The problem —
The response must reproduce every record in full.

Given entries below:

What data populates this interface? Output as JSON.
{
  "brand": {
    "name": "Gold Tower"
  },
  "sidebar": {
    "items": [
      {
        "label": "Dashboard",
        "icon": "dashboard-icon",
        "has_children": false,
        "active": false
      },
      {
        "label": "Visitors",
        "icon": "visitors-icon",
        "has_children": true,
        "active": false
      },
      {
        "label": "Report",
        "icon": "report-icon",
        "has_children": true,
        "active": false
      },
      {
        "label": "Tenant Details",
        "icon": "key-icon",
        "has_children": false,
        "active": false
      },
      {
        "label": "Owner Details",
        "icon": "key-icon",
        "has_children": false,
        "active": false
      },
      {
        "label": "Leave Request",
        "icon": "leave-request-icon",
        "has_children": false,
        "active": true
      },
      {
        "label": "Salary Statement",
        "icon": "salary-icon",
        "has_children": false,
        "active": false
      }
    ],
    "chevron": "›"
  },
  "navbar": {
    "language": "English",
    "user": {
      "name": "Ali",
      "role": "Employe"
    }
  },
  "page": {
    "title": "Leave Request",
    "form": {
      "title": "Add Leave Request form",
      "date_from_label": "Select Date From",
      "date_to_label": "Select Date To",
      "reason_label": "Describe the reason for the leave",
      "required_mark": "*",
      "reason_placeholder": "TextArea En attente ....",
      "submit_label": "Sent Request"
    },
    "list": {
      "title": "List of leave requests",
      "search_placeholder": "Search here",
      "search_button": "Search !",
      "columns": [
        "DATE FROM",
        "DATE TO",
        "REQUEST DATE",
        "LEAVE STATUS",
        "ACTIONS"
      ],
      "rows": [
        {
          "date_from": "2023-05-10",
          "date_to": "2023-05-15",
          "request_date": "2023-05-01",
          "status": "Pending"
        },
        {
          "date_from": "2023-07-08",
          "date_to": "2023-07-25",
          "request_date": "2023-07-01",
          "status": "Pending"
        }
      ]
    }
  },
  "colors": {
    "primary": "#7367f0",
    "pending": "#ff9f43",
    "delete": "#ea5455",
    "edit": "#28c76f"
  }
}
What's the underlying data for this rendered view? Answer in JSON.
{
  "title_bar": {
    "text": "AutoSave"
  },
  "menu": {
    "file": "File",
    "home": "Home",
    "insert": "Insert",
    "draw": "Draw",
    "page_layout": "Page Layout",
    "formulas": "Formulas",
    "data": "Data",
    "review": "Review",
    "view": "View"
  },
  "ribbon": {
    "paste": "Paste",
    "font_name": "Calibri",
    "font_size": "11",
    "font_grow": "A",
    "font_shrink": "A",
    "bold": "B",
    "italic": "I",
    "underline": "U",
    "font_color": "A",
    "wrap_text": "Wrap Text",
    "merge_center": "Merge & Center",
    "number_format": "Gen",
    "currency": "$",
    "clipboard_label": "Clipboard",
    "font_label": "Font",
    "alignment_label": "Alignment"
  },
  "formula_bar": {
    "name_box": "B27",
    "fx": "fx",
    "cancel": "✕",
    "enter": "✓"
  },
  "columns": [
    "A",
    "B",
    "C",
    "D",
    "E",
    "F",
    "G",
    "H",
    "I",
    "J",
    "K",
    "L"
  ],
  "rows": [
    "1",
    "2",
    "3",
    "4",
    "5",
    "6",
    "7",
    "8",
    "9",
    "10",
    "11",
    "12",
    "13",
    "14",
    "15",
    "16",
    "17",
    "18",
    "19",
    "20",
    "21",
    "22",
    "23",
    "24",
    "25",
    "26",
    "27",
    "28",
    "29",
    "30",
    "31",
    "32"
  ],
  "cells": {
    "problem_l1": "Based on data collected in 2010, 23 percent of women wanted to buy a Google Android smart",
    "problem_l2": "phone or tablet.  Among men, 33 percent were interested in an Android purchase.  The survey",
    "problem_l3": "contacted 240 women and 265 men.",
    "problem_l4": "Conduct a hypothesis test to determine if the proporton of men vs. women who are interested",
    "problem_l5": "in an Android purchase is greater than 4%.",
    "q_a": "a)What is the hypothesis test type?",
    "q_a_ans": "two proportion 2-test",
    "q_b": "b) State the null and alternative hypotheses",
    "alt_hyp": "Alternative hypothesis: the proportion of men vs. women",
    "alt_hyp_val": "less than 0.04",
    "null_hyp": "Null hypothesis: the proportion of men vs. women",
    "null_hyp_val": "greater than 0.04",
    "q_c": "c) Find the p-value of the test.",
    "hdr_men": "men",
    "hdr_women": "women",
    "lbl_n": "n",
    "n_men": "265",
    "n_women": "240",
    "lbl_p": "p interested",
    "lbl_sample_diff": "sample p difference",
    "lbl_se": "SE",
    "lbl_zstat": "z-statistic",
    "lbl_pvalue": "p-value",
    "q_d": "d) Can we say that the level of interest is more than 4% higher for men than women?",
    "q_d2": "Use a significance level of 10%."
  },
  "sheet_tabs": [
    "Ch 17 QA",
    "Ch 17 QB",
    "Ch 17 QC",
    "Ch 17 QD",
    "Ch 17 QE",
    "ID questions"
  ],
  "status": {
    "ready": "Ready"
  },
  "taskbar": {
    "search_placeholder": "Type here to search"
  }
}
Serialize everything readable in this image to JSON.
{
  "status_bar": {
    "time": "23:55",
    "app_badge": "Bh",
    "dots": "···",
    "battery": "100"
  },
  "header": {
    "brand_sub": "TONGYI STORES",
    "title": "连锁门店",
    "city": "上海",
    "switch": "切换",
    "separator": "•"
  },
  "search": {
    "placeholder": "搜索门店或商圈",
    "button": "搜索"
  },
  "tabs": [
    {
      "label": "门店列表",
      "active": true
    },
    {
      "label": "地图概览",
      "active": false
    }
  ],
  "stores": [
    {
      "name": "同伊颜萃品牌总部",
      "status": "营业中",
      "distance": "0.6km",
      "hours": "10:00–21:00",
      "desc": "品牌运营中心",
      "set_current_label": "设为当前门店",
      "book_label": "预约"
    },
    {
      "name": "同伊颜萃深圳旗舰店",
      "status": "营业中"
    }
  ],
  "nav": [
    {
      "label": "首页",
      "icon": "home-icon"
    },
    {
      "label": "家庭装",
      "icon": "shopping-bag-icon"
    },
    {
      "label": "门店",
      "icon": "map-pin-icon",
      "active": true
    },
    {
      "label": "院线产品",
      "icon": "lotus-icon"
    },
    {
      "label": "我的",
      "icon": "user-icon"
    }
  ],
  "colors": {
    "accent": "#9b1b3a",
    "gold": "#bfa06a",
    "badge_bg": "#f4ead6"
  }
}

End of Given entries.

Answer box —
What data populates this interface? Output as JSON.
{
  "brand": {
    "name": "Gold Tower"
  },
  "sidebar": {
    "items": [
      {
        "label": "Dashboard",
        "icon": "dashboard-icon",
        "has_children": false,
        "active": false
      },
      {
        "label": "Visitors",
        "icon": "visitors-icon",
        "has_children": true,
        "active": false
      },
      {
        "label": "Report",
        "icon": "report-icon",
        "has_children": true,
        "active": false
      },
      {
        "label": "Tenant Details",
        "icon": "key-icon",
        "has_children": false,
        "active": false
      },
      {
        "label": "Owner Details",
        "icon": "key-icon",
        "has_children": false,
        "active": false
      },
      {
        "label": "Leave Request",
        "icon": "leave-request-icon",
        "has_children": false,
        "active": true
      },
      {
        "label": "Salary Statement",
        "icon": "salary-icon",
        "has_children": false,
        "active": false
      }
    ],
    "chevron": "›"
  },
  "navbar": {
    "language": "English",
    "user": {
      "name": "Ali",
      "role": "Employe"
    }
  },
  "page": {
    "title": "Leave Request",
    "form": {
      "title": "Add Leave Request form",
      "date_from_label": "Select Date From",
      "date_to_label": "Select Date To",
      "reason_label": "Describe the reason for the leave",
      "required_mark": "*",
      "reason_placeholder": "TextArea En attente ....",
      "submit_label": "Sent Request"
    },
    "list": {
      "title": "List of leave requests",
      "search_placeholder": "Search here",
      "search_button": "Search !",
      "columns": [
        "DATE FROM",
        "DATE TO",
        "REQUEST DATE",
        "LEAVE STATUS",
        "ACTIONS"
      ],
      "rows": [
        {
          "date_from": "2023-05-10",
          "date_to": "2023-05-15",
          "request_date": "2023-05-01",
          "status": "Pending"
        },
        {
          "date_from": "2023-07-08",
          "date_to": "2023-07-25",
          "request_date": "2023-07-01",
          "status": "Pending"
        }
      ]
    }
  },
  "colors": {
    "primary": "#7367f0",
    "pending": "#ff9f43",
    "delete": "#ea5455",
    "edit": "#28c76f"
  }
}
What's the underlying data for this rendered view? Answer in JSON.
{
  "title_bar": {
    "text": "AutoSave"
  },
  "menu": {
    "file": "File",
    "home": "Home",
    "insert": "Insert",
    "draw": "Draw",
    "page_layout": "Page Layout",
    "formulas": "Formulas",
    "data": "Data",
    "review": "Review",
    "view": "View"
  },
  "ribbon": {
    "paste": "Paste",
    "font_name": "Calibri",
    "font_size": "11",
    "font_grow": "A",
    "font_shrink": "A",
    "bold": "B",
    "italic": "I",
    "underline": "U",
    "font_color": "A",
    "wrap_text": "Wrap Text",
    "merge_center": "Merge & Center",
    "number_format": "Gen",
    "currency": "$",
    "clipboard_label": "Clipboard",
    "font_label": "Font",
    "alignment_label": "Alignment"
  },
  "formula_bar": {
    "name_box": "B27",
    "fx": "fx",
    "cancel": "✕",
    "enter": "✓"
  },
  "columns": [
    "A",
    "B",
    "C",
    "D",
    "E",
    "F",
    "G",
    "H",
    "I",
    "J",
    "K",
    "L"
  ],
  "rows": [
    "1",
    "2",
    "3",
    "4",
    "5",
    "6",
    "7",
    "8",
    "9",
    "10",
    "11",
    "12",
    "13",
    "14",
    "15",
    "16",
    "17",
    "18",
    "19",
    "20",
    "21",
    "22",
    "23",
    "24",
    "25",
    "26",
    "27",
    "28",
    "29",
    "30",
    "31",
    "32"
  ],
  "cells": {
    "problem_l1": "Based on data collected in 2010, 23 percent of women wanted to buy a Google Android smart",
    "problem_l2": "phone or tablet.  Among men, 33 percent were interested in an Android purchase.  The survey",
    "problem_l3": "contacted 240 women and 265 men.",
    "problem_l4": "Conduct a hypothesis test to determine if the proporton of men vs. women who are interested",
    "problem_l5": "in an Android purchase is greater than 4%.",
    "q_a": "a)What is the hypothesis test type?",
    "q_a_ans": "two proportion 2-test",
    "q_b": "b) State the null and alternative hypotheses",
    "alt_hyp": "Alternative hypothesis: the proportion of men vs. women",
    "alt_hyp_val": "less than 0.04",
    "null_hyp": "Null hypothesis: the proportion of men vs. women",
    "null_hyp_val": "greater than 0.04",
    "q_c": "c) Find the p-value of the test.",
    "hdr_men": "men",
    "hdr_women": "women",
    "lbl_n": "n",
    "n_men": "265",
    "n_women": "240",
    "lbl_p": "p interested",
    "lbl_sample_diff": "sample p difference",
    "lbl_se": "SE",
    "lbl_zstat": "z-statistic",
    "lbl_pvalue": "p-value",
    "q_d": "d) Can we say that the level of interest is more than 4% higher for men than women?",
    "q_d2": "Use a significance level of 10%."
  },
  "sheet_tabs": [
    "Ch 17 QA",
    "Ch 17 QB",
    "Ch 17 QC",
    "Ch 17 QD",
    "Ch 17 QE",
    "ID questions"
  ],
  "status": {
    "ready": "Ready"
  },
  "taskbar": {
    "search_placeholder": "Type here to search"
  }
}
Serialize everything readable in this image to JSON.
{
  "status_bar": {
    "time": "23:55",
    "app_badge": "Bh",
    "dots": "···",
    "battery": "100"
  },
  "header": {
    "brand_sub": "TONGYI STORES",
    "title": "连锁门店",
    "city": "上海",
    "switch": "切换",
    "separator": "•"
  },
  "search": {
    "placeholder": "搜索门店或商圈",
    "button": "搜索"
  },
  "tabs": [
    {
      "label": "门店列表",
      "active": true
    },
    {
      "label": "地图概览",
      "active": false
    }
  ],
  "stores": [
    {
      "name": "同伊颜萃品牌总部",
      "status": "营业中",
      "distance": "0.6km",
      "hours": "10:00–21:00",
      "desc": "品牌运营中心",
      "set_current_label": "设为当前门店",
      "book_label": "预约"
    },
    {
      "name": "同伊颜萃深圳旗舰店",
      "status": "营业中"
    }
  ],
  "nav": [
    {
      "label": "首页",
      "icon": "home-icon"
    },
    {
      "label": "家庭装",
      "icon": "shopping-bag-icon"
    },
    {
      "label": "门店",
      "icon": "map-pin-icon",
      "active": true
    },
    {
      "label": "院线产品",
      "icon": "lotus-icon"
    },
    {
      "label": "我的",
      "icon": "user-icon"
    }
  ],
  "colors": {
    "accent": "#9b1b3a",
    "gold": "#bfa06a",
    "badge_bg": "#f4ead6"
  }
}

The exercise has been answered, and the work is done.